[Dataset rows describing interfaces]
========================

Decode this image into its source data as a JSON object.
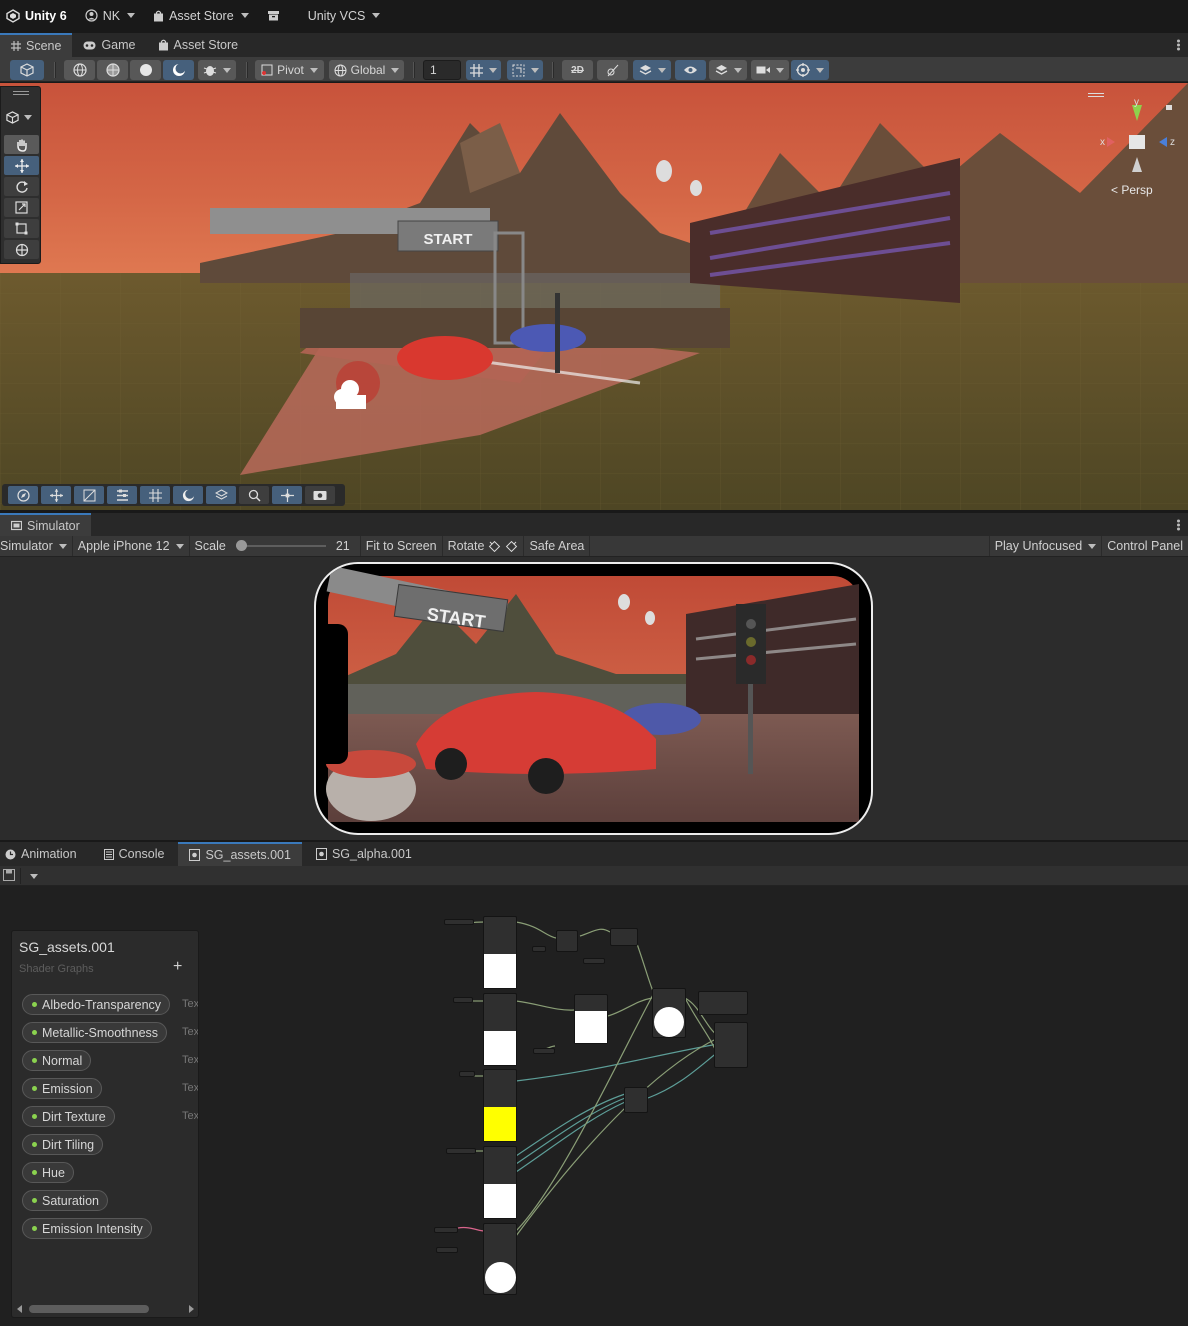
{
  "topbar": {
    "app": "Unity 6",
    "account": "NK",
    "asset_store": "Asset Store",
    "vcs": "Unity VCS"
  },
  "tabs": {
    "scene": "Scene",
    "game": "Game",
    "asset_store": "Asset Store"
  },
  "scene_toolbar": {
    "pivot": "Pivot",
    "global": "Global",
    "grid_increment": "1",
    "accent_color": "#46607c"
  },
  "scene_view": {
    "banner_text": "START",
    "camera_mode": "Persp",
    "axes": {
      "x": "x",
      "y": "y",
      "z": "z"
    }
  },
  "simulator": {
    "tab": "Simulator",
    "mode": "Simulator",
    "device": "Apple iPhone 12",
    "scale_label": "Scale",
    "scale_value": "21",
    "scale_fraction": 0.06,
    "fit_to_screen": "Fit to Screen",
    "rotate": "Rotate",
    "safe_area": "Safe Area",
    "play_mode": "Play Unfocused",
    "control_panel": "Control Panel",
    "banner_text": "START"
  },
  "bottom_tabs": {
    "animation": "Animation",
    "console": "Console",
    "sg_assets": "SG_assets.001",
    "sg_alpha": "SG_alpha.001"
  },
  "blackboard": {
    "title": "SG_assets.001",
    "subtitle": "Shader Graphs",
    "add": "+",
    "type_short": "Tex",
    "properties": [
      {
        "name": "Albedo-Transparency",
        "type": "Tex"
      },
      {
        "name": "Metallic-Smoothness",
        "type": "Tex"
      },
      {
        "name": "Normal",
        "type": "Tex"
      },
      {
        "name": "Emission",
        "type": "Tex"
      },
      {
        "name": "Dirt Texture",
        "type": "Tex"
      },
      {
        "name": "Dirt Tiling",
        "type": ""
      },
      {
        "name": "Hue",
        "type": ""
      },
      {
        "name": "Saturation",
        "type": ""
      },
      {
        "name": "Emission Intensity",
        "type": ""
      }
    ],
    "property_dot_color": "#8bd34f"
  },
  "graph": {
    "preview_colors": [
      "#ffffff",
      "#ffffff",
      "#ffff00",
      "#ffffff",
      "#ffffff"
    ]
  }
}
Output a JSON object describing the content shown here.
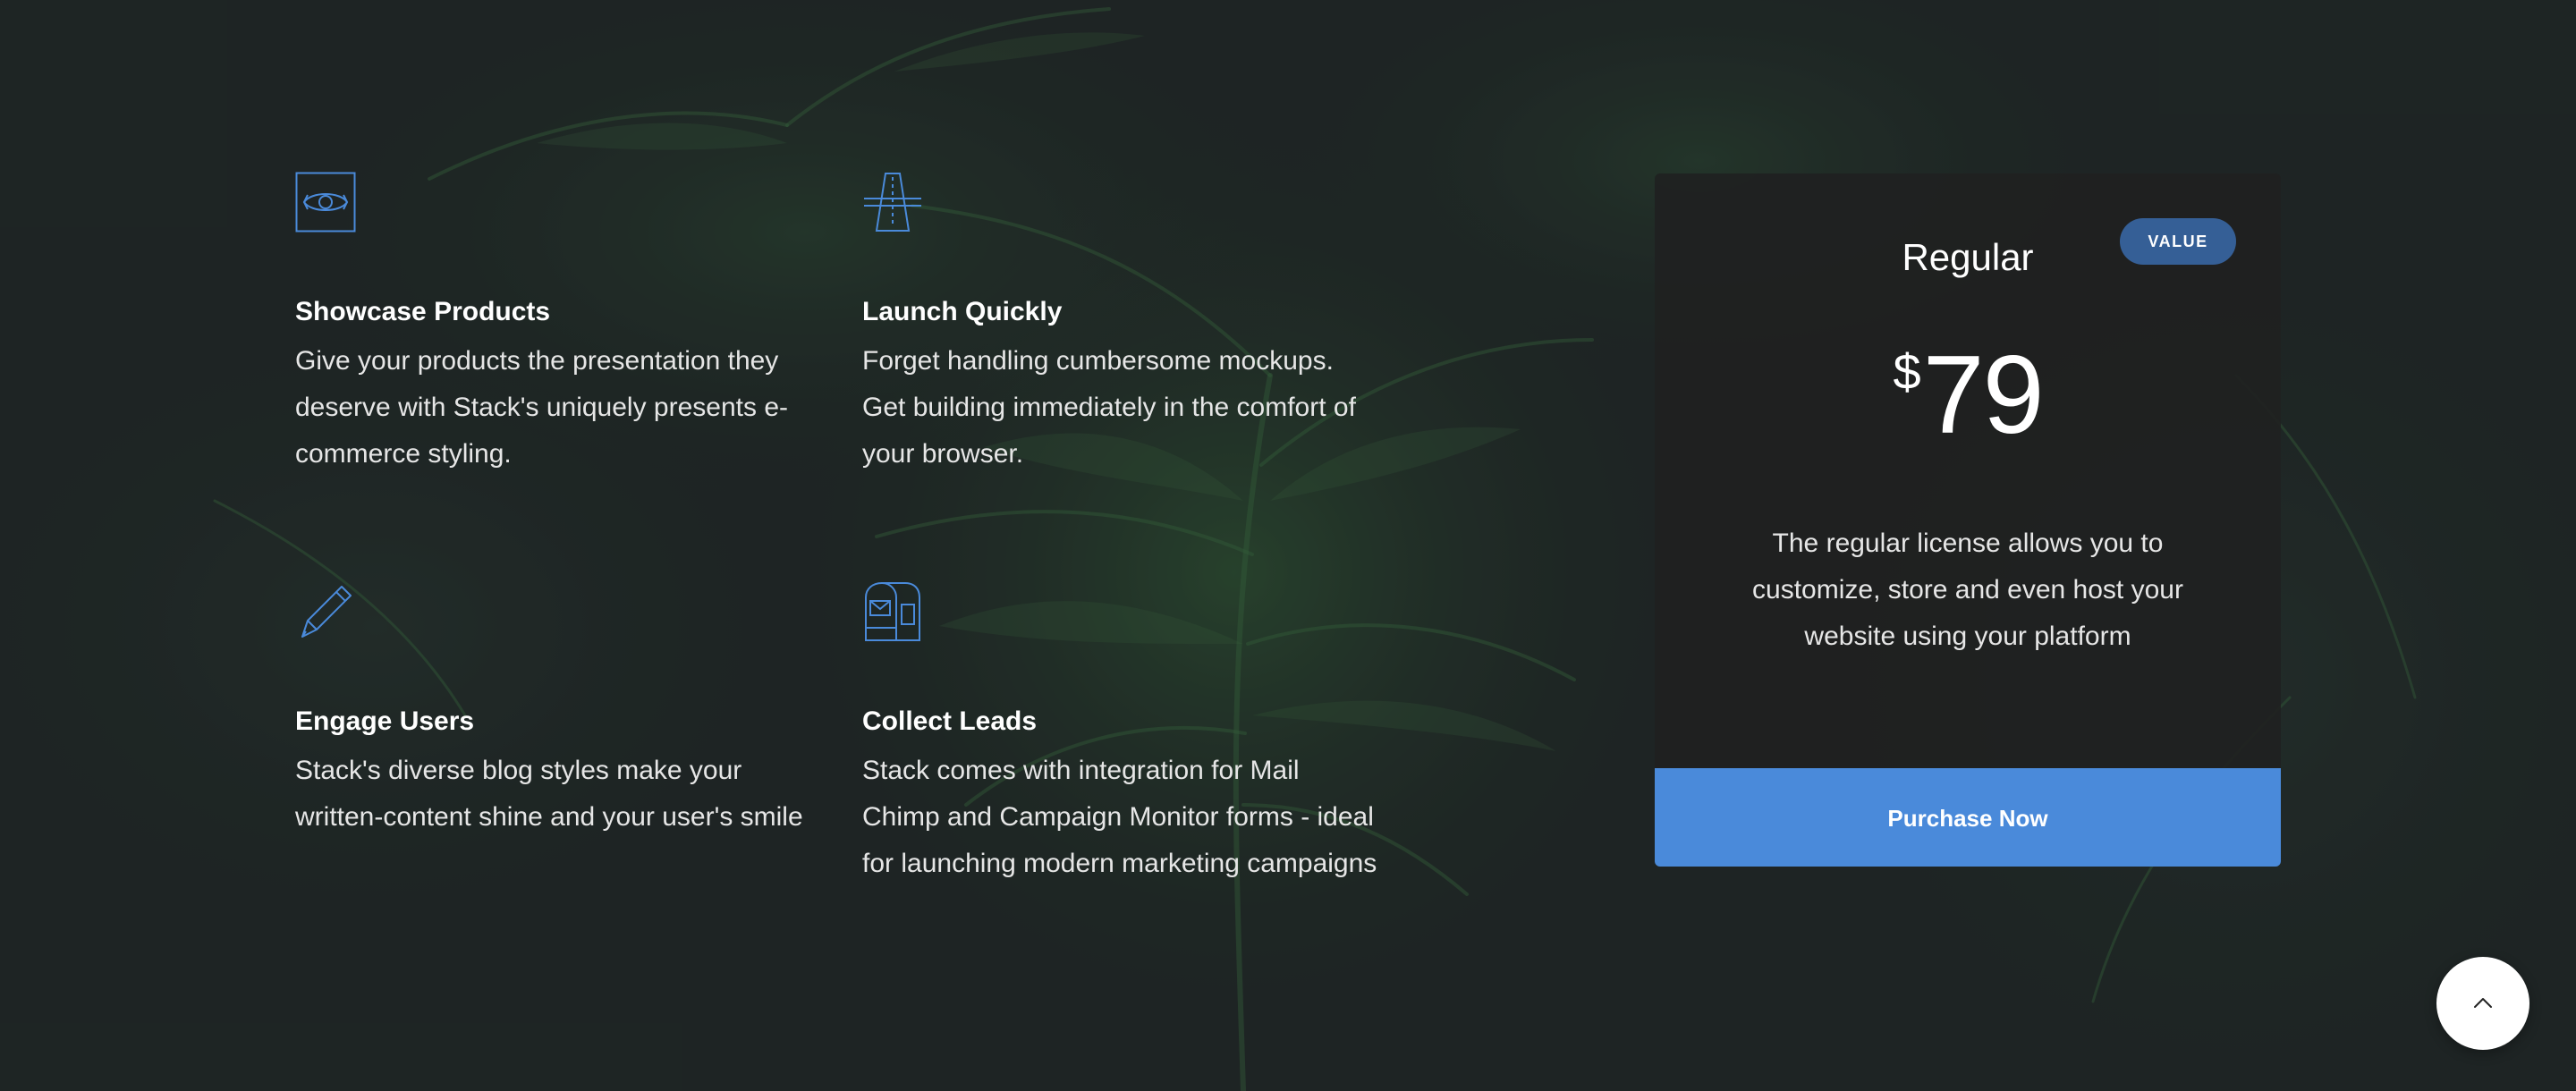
{
  "colors": {
    "background": "#1f2625",
    "accent": "#4a8ada",
    "icon": "#4a8ada",
    "badge": "#355f96",
    "card": "#202121"
  },
  "features": [
    {
      "icon": "eye-icon",
      "title": "Showcase Products",
      "description": "Give your products the presentation they deserve with Stack's uniquely presents e-commerce styling."
    },
    {
      "icon": "road-icon",
      "title": "Launch Quickly",
      "description": "Forget handling cumbersome mockups. Get building immediately in the comfort of your browser."
    },
    {
      "icon": "pen-icon",
      "title": "Engage Users",
      "description": "Stack's diverse blog styles make your written-content shine and your user's smile"
    },
    {
      "icon": "mailbox-icon",
      "title": "Collect Leads",
      "description": "Stack comes with integration for Mail Chimp and Campaign Monitor forms - ideal for launching modern marketing campaigns"
    }
  ],
  "pricing": {
    "badge": "VALUE",
    "plan_name": "Regular",
    "currency": "$",
    "price": "79",
    "description": "The regular license allows you to customize, store and even host your website using your platform",
    "button_label": "Purchase Now"
  },
  "back_to_top": {
    "icon": "chevron-up-icon"
  }
}
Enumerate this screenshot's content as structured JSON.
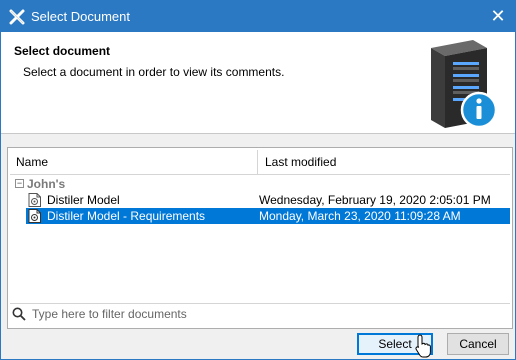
{
  "window": {
    "title": "Select Document",
    "close_glyph": "✕"
  },
  "header": {
    "title": "Select document",
    "description": "Select a document in order to view its comments."
  },
  "table": {
    "columns": [
      "Name",
      "Last modified"
    ],
    "group": {
      "label": "John's",
      "expander_glyph": "−"
    },
    "rows": [
      {
        "name": "Distiler Model",
        "modified": "Wednesday, February 19, 2020 2:05:01 PM",
        "selected": false
      },
      {
        "name": "Distiler Model - Requirements",
        "modified": "Monday, March 23, 2020 11:09:28 AM",
        "selected": true
      }
    ]
  },
  "search": {
    "placeholder": "Type here to filter documents",
    "value": ""
  },
  "buttons": {
    "select": "Select",
    "cancel": "Cancel"
  },
  "colors": {
    "titlebar": "#2b79c2",
    "selection": "#0078d7",
    "info_badge": "#1a8fd8"
  }
}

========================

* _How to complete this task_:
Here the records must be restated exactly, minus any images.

* _Solved problem_:
Decode this image into its source data as a JSON object.
{
  "topbar": {
    "app": "Unity 6",
    "account": "NK",
    "asset_store": "Asset Store",
    "vcs": "Unity VCS"
  },
  "tabs": {
    "scene": "Scene",
    "game": "Game",
    "asset_store": "Asset Store"
  },
  "scene_toolbar": {
    "pivot": "Pivot",
    "global": "Global",
    "grid_increment": "1",
    "accent_color": "#46607c"
  },
  "scene_view": {
    "banner_text": "START",
    "camera_mode": "Persp",
    "axes": {
      "x": "x",
      "y": "y",
      "z": "z"
    }
  },
  "simulator": {
    "tab": "Simulator",
    "mode": "Simulator",
    "device": "Apple iPhone 12",
    "scale_label": "Scale",
    "scale_value": "21",
    "scale_fraction": 0.06,
    "fit_to_screen": "Fit to Screen",
    "rotate": "Rotate",
    "safe_area": "Safe Area",
    "play_mode": "Play Unfocused",
    "control_panel": "Control Panel",
    "banner_text": "START"
  },
  "bottom_tabs": {
    "animation": "Animation",
    "console": "Console",
    "sg_assets": "SG_assets.001",
    "sg_alpha": "SG_alpha.001"
  },
  "blackboard": {
    "title": "SG_assets.001",
    "subtitle": "Shader Graphs",
    "add": "+",
    "type_short": "Tex",
    "properties": [
      {
        "name": "Albedo-Transparency",
        "type": "Tex"
      },
      {
        "name": "Metallic-Smoothness",
        "type": "Tex"
      },
      {
        "name": "Normal",
        "type": "Tex"
      },
      {
        "name": "Emission",
        "type": "Tex"
      },
      {
        "name": "Dirt Texture",
        "type": "Tex"
      },
      {
        "name": "Dirt Tiling",
        "type": ""
      },
      {
        "name": "Hue",
        "type": ""
      },
      {
        "name": "Saturation",
        "type": ""
      },
      {
        "name": "Emission Intensity",
        "type": ""
      }
    ],
    "property_dot_color": "#8bd34f"
  },
  "graph": {
    "preview_colors": [
      "#ffffff",
      "#ffffff",
      "#ffff00",
      "#ffffff",
      "#ffffff"
    ]
  }
}
Output a JSON object describing the content shown here.
{
  "colors": {
    "background": "#1f2625",
    "accent": "#4a8ada",
    "icon": "#4a8ada",
    "badge": "#355f96",
    "card": "#202121"
  },
  "features": [
    {
      "icon": "eye-icon",
      "title": "Showcase Products",
      "description": "Give your products the presentation they deserve with Stack's uniquely presents e-commerce styling."
    },
    {
      "icon": "road-icon",
      "title": "Launch Quickly",
      "description": "Forget handling cumbersome mockups. Get building immediately in the comfort of your browser."
    },
    {
      "icon": "pen-icon",
      "title": "Engage Users",
      "description": "Stack's diverse blog styles make your written-content shine and your user's smile"
    },
    {
      "icon": "mailbox-icon",
      "title": "Collect Leads",
      "description": "Stack comes with integration for Mail Chimp and Campaign Monitor forms - ideal for launching modern marketing campaigns"
    }
  ],
  "pricing": {
    "badge": "VALUE",
    "plan_name": "Regular",
    "currency": "$",
    "price": "79",
    "description": "The regular license allows you to customize, store and even host your website using your platform",
    "button_label": "Purchase Now"
  },
  "back_to_top": {
    "icon": "chevron-up-icon"
  }
}
Enumerate this screenshot's content as structured JSON.
{
  "window": {
    "title": "Select Document",
    "close_glyph": "✕"
  },
  "header": {
    "title": "Select document",
    "description": "Select a document in order to view its comments."
  },
  "table": {
    "columns": [
      "Name",
      "Last modified"
    ],
    "group": {
      "label": "John's",
      "expander_glyph": "−"
    },
    "rows": [
      {
        "name": "Distiler Model",
        "modified": "Wednesday, February 19, 2020 2:05:01 PM",
        "selected": false
      },
      {
        "name": "Distiler Model - Requirements",
        "modified": "Monday, March 23, 2020 11:09:28 AM",
        "selected": true
      }
    ]
  },
  "search": {
    "placeholder": "Type here to filter documents",
    "value": ""
  },
  "buttons": {
    "select": "Select",
    "cancel": "Cancel"
  },
  "colors": {
    "titlebar": "#2b79c2",
    "selection": "#0078d7",
    "info_badge": "#1a8fd8"
  }
}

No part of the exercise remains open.